Results:Albumin fell 0.44 g/L/y in 1627 women who survived and at a faster rate in 397 who died (1.54 g/L/y; p < .01). In a time-dependent model adjusting for disease markers, the relative hazard (RH) was fivefold higher in patients with serum albumin <35 g/L compared with patients with serum albumin >42 g/L. The RH of serum albumin <35 g/L in women with CD4+ lymphocyte counts ≥200 cells/μL was 8.2 [95% CI: 4.2-15.8]) versus only 3.8 [95% CI: 2.4-6.1] in those with counts <200 cells/mm3. In a fixed-covariate Cox analysis of patients who started HAART during the study, albumin prior to HAART was associated with a higher RH (7.0 for albumin <35 g/L versus >42 g/L) than were other factors.

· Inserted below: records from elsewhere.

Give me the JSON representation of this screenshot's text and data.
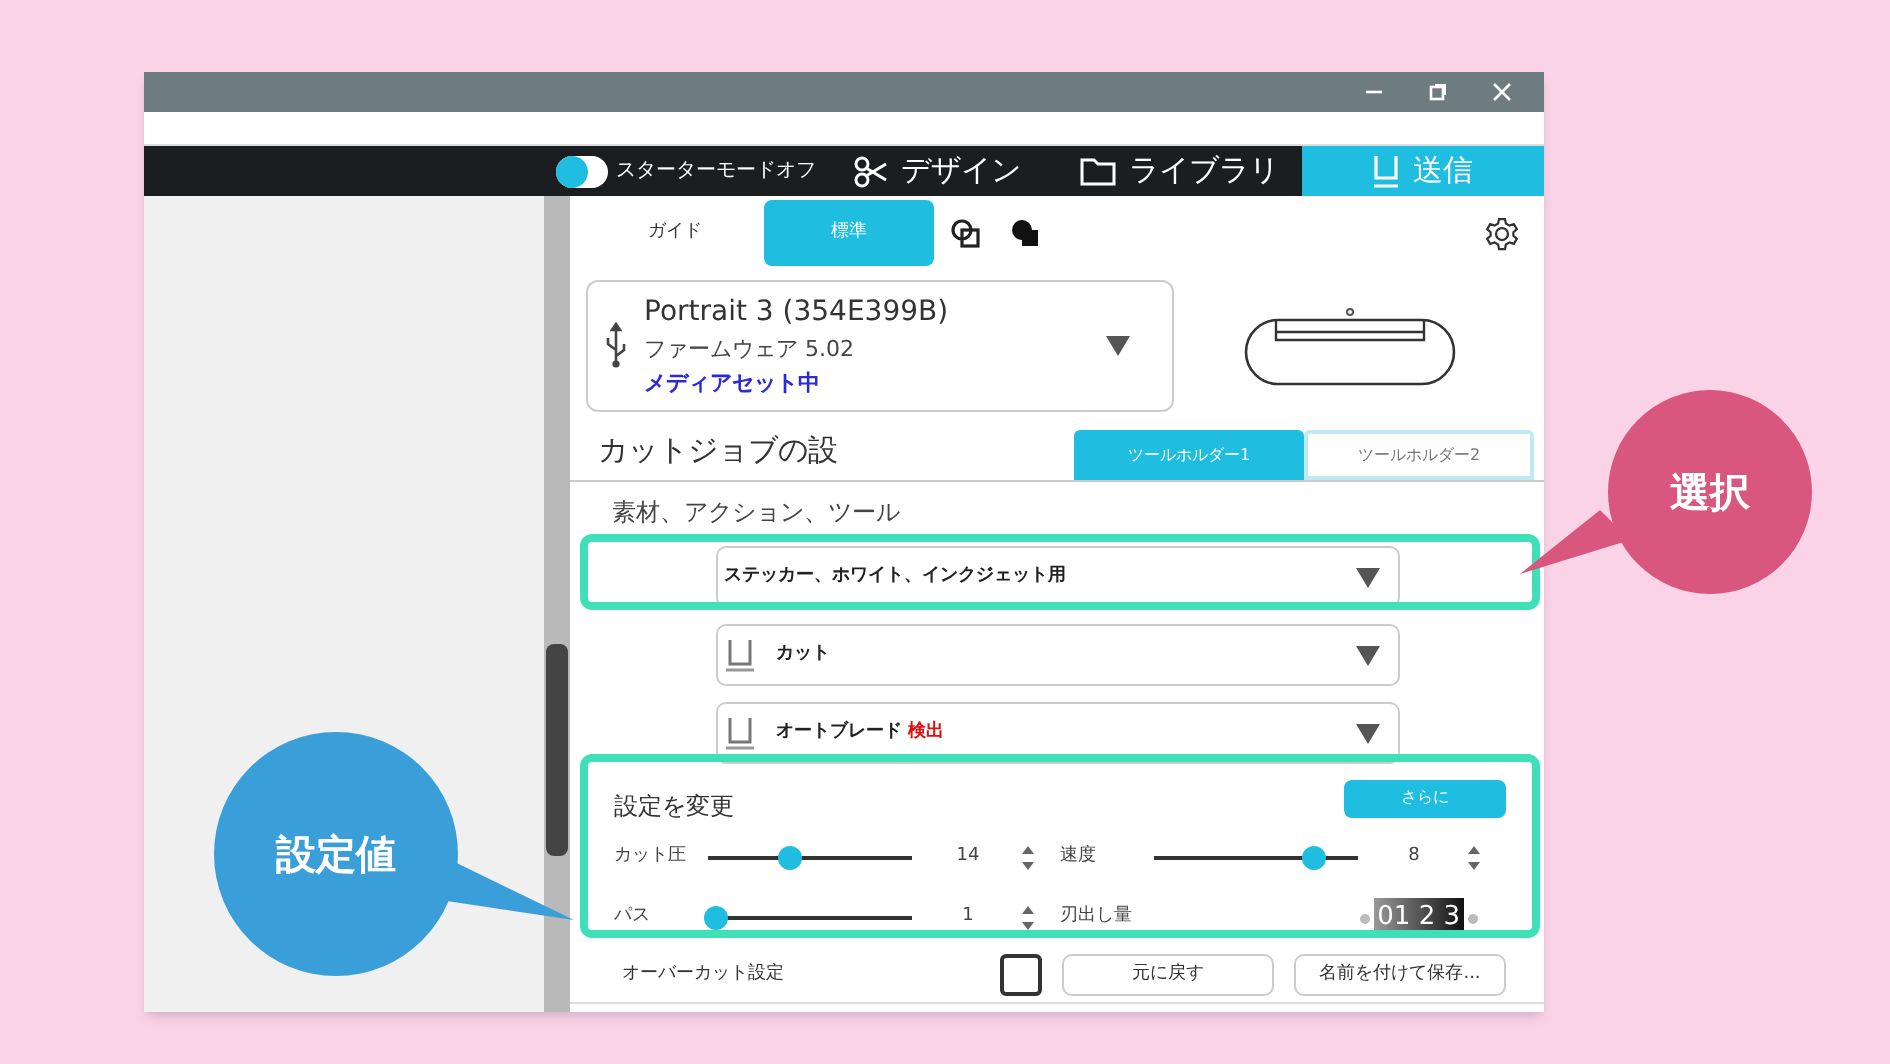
{
  "nav": {
    "starter_toggle": {
      "label": "スターターモードオフ",
      "on": false
    },
    "tabs": [
      {
        "label": "デザイン",
        "kind": "design",
        "selected": false
      },
      {
        "label": "ライブラリ",
        "kind": "library",
        "selected": false
      },
      {
        "label": "送信",
        "kind": "send",
        "selected": true
      }
    ]
  },
  "mode_tabs": [
    {
      "label": "ガイド",
      "selected": false
    },
    {
      "label": "標準",
      "selected": true
    }
  ],
  "device": {
    "name": "Portrait 3 (354E399B)",
    "firmware": "ファームウェア 5.02",
    "status": "メディアセット中"
  },
  "job": {
    "title": "カットジョブの設",
    "holder_tabs": [
      {
        "label": "ツールホルダー1",
        "selected": true
      },
      {
        "label": "ツールホルダー2",
        "selected": false
      }
    ],
    "materials_label": "素材、アクション、ツール",
    "dropdowns": [
      {
        "kind": "material",
        "text": "ステッカー、ホワイト、インクジェット用"
      },
      {
        "kind": "tool",
        "text": "カット"
      },
      {
        "kind": "tool",
        "text": "オートブレード",
        "badge": "検出"
      }
    ]
  },
  "settings": {
    "title": "設定を変更",
    "more_button": "さらに",
    "sliders": [
      {
        "label": "カット圧",
        "level": 0.4,
        "value": "14"
      },
      {
        "label": "速度",
        "level": 0.78,
        "value": "8"
      },
      {
        "label": "パス",
        "level": 0.04,
        "value": "1"
      }
    ],
    "blade": {
      "label": "刃出し量",
      "dial": "01 2 3"
    }
  },
  "footer": {
    "overcut_label": "オーバーカット設定",
    "overcut_checked": false,
    "buttons": [
      "元に戻す",
      "名前を付けて保存..."
    ]
  },
  "callouts": [
    {
      "text": "選択",
      "color": "#d9567e"
    },
    {
      "text": "設定値",
      "color": "#3a9fd8"
    }
  ]
}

Conclusion:Serum albumin is a strong independent predictor of mortality in HIV-1-infected women after adjustment for known disease markers and may be useful for clinical monitoring.

The WIHS is funded by the National Institute of Allergy and Infectious Diseases and the National Institute of Child Health and Human Development, with supplemental funding from the National Cancer Institute, the National Institute on Drug Abuse, and the National Institute of Dental Research (U01-AI-35004, U01-AI-31834, U01-AI-34994, U01-AI-34989, U01-HD-32632, U01-AI-34993, U01-AI-42590, N01-AI-35161).

Address correspondence and reprint requests to J.G. Feldman, Department of Preventive Medicine and Community, SUNY Health Science Center at Brooklyn, 450 Clarkson Avenue, Brooklyn, NY 11203, U.S.A.; e-mail:

Manuscript received September 4, 2002; accepted December 2, 2002.

© 2003 Lippincott Williams & Wilkins, Inc.